Vera Wang was interviewed in Harper’s Bazaar recently and she revealed her Asian American childhood as never before. I had read about her in the past and knew that her mom hung out with Yves Saint Laurant and that she was a champion figure skater. I sorta knew that her father was a manufacturing mogul. And that An Wang, MIT entrepreneur of Wang Computers, is also a relative. But I didn’t realize that her mother was one of the original Tiger Moms.
One day I’d love to interview her for this blog (one can dream!) but for now, I have pulled some interesting quotes from the article about her childhood and how she became a designer. In a sense, is she not the definition of Asian creative success including being raised by a Tiger Mom? Still she managed to find her own way while not losing sight of who she is: down-to-earth, hardworking, disciplined and above all, a creative genius. I think she’s a great role model. How about you?

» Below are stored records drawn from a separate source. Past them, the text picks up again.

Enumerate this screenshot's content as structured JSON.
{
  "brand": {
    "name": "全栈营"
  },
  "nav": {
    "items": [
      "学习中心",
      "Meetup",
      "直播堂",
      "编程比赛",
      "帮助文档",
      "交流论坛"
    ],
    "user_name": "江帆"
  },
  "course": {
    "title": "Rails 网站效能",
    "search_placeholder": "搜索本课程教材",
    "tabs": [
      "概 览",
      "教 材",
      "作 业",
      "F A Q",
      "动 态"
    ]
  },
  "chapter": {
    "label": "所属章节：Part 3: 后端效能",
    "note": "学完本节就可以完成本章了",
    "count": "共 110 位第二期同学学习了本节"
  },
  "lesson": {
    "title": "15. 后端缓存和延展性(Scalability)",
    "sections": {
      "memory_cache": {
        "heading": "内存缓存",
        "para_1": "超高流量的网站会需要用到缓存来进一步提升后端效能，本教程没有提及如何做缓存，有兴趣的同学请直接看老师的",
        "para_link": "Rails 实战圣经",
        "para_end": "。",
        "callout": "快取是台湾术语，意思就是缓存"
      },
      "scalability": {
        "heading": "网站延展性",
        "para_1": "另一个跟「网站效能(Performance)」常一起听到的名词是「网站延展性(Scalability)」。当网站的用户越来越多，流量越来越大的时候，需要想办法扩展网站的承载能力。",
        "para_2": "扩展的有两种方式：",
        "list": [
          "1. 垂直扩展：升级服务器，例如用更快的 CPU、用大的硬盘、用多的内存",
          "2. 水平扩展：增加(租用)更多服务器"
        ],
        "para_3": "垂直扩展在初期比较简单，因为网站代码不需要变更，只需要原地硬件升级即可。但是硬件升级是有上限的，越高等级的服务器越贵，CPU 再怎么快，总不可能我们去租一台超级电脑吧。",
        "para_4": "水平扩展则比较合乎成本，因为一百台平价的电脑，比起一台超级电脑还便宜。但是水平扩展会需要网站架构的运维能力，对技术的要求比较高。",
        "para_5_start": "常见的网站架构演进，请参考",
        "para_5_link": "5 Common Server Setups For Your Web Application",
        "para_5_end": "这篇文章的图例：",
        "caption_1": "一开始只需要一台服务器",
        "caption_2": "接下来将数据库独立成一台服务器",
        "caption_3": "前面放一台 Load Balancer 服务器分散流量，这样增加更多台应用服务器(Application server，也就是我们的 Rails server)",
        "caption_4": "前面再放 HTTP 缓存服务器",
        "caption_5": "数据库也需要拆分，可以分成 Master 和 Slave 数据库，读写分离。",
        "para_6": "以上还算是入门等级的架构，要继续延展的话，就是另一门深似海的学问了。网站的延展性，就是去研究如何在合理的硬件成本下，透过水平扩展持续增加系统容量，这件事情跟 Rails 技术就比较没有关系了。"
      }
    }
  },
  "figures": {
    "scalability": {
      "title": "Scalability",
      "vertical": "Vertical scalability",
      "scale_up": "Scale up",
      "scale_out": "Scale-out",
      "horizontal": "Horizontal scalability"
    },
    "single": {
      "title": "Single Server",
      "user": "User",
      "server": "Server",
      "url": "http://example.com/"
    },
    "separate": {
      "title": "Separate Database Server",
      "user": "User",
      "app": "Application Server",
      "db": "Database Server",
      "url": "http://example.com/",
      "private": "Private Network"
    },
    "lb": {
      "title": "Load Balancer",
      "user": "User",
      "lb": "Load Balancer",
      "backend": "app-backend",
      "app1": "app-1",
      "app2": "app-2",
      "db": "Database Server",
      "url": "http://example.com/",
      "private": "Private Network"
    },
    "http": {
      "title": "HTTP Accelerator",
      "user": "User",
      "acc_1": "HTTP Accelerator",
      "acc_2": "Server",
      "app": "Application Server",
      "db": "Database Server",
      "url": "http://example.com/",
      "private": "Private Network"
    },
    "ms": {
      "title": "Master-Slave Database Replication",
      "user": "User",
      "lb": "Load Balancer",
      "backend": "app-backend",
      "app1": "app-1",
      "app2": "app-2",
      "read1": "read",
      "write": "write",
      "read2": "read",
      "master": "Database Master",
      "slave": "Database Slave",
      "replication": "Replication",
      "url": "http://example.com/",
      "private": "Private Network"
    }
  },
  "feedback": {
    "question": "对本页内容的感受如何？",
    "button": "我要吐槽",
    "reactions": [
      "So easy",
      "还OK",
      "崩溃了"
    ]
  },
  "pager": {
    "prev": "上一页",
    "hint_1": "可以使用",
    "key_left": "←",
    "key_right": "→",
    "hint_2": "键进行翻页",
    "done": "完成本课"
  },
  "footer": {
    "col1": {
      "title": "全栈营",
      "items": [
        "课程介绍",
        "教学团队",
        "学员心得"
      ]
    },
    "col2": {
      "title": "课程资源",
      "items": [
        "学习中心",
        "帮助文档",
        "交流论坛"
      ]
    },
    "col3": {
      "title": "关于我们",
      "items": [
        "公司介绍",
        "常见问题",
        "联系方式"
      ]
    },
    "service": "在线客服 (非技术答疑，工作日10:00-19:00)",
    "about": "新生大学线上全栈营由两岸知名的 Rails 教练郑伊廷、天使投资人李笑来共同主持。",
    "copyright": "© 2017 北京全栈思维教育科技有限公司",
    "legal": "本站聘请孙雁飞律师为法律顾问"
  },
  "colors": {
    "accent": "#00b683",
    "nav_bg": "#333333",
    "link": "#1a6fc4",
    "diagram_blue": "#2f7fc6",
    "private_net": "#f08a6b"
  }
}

‘She is no stranger to impressive surroundings. She grew up the privileged daughter of a Chinese-born business tycoon and an elegant, worldly mother who regularly shopped the couture shows in Paris. “My mother was extremely controlled, sort of flawless. And I always tend to be a bit more hippie,” she says. “She was a Tiger Mother. … But she really tried to encourage me to be who I was.” Wang tries to be more hands-off with her own daughters, Josephine, 17, and Cecilia, 20. “I don’t live through my kids. But I do know what will happen in life, and I just want them well prepared.” Neither shows signs of wanting to follow in their mother’s footsteps, which is fine with her. “I’m sure they remember me as always exhausted.”
Wang has been rising at dawn and working around the clock since age eight, when she famously took up figure skating. While at college at Sarah Lawrence, her parents thought she would be a champion skater. “I was trying to manage school and training for the Olympics and ended up not doing well at either. That was a big lesson in my life,” she sighs. “My mother expected both.”
After graduating, Wang dedicated herself entirely to working her way up the fashion food chain. “It’s a calling. Like being a musician. I mean, the hours of practice, the loneliness, the dedication. It was a very obsessive job for me,” she explains. “My father didn’t get it,” she continues, remembering a time she had to turn down dinner with him even though he had flown into Paris just to see her while she was shooting with Arthur Elgort. “I’m in the middle of the Place de la Concorde, and I had a military jacket on with pins, tape, and clamps. I looked like a terrorist or something, and my father said, ‘Can’t you just comb your hair and put a dress on and come to dinner with me?’ I said no. And he said, ‘I don’t know why you want to do this,’ and I said, ‘I do.'”
In fact, it was her own wedding that launched her bridal brand. In 1989, Wang was working as a design director at Ralph Lauren. Frustrated with racks of the requisite meringues and sugary confections at shops everywhere, she wanted a modern antidote. So she hired a dressmaker to achieve her own design–a simple gown of white sequins. The next year, with funding from her father, she launched her eponymous label to fill the niche for brides seeking similarly chic looks. “I saw it as a foundation for a business I could make a difference in and as something that could lead to other businesses,” she says.
Wang never got a “vote of approval or a ‘hurrah for you’ or any of that” from her beloved father, who died in 2006 on the morning of her Spring 2007 show. It might be why she never allows herself to rest on her laurels. “If I were to say at any point that I feel really con?dent or really in control, that would be a mistake. Because I don’t,” she says. “I always see where I didn’t do things the right way. I only see the heavy lifting. That’s a bit of my wisdom, if you want to call it that. … I think what it really is, is that I have an artistic soul. And I didn’t know how to live without indulging that.”‘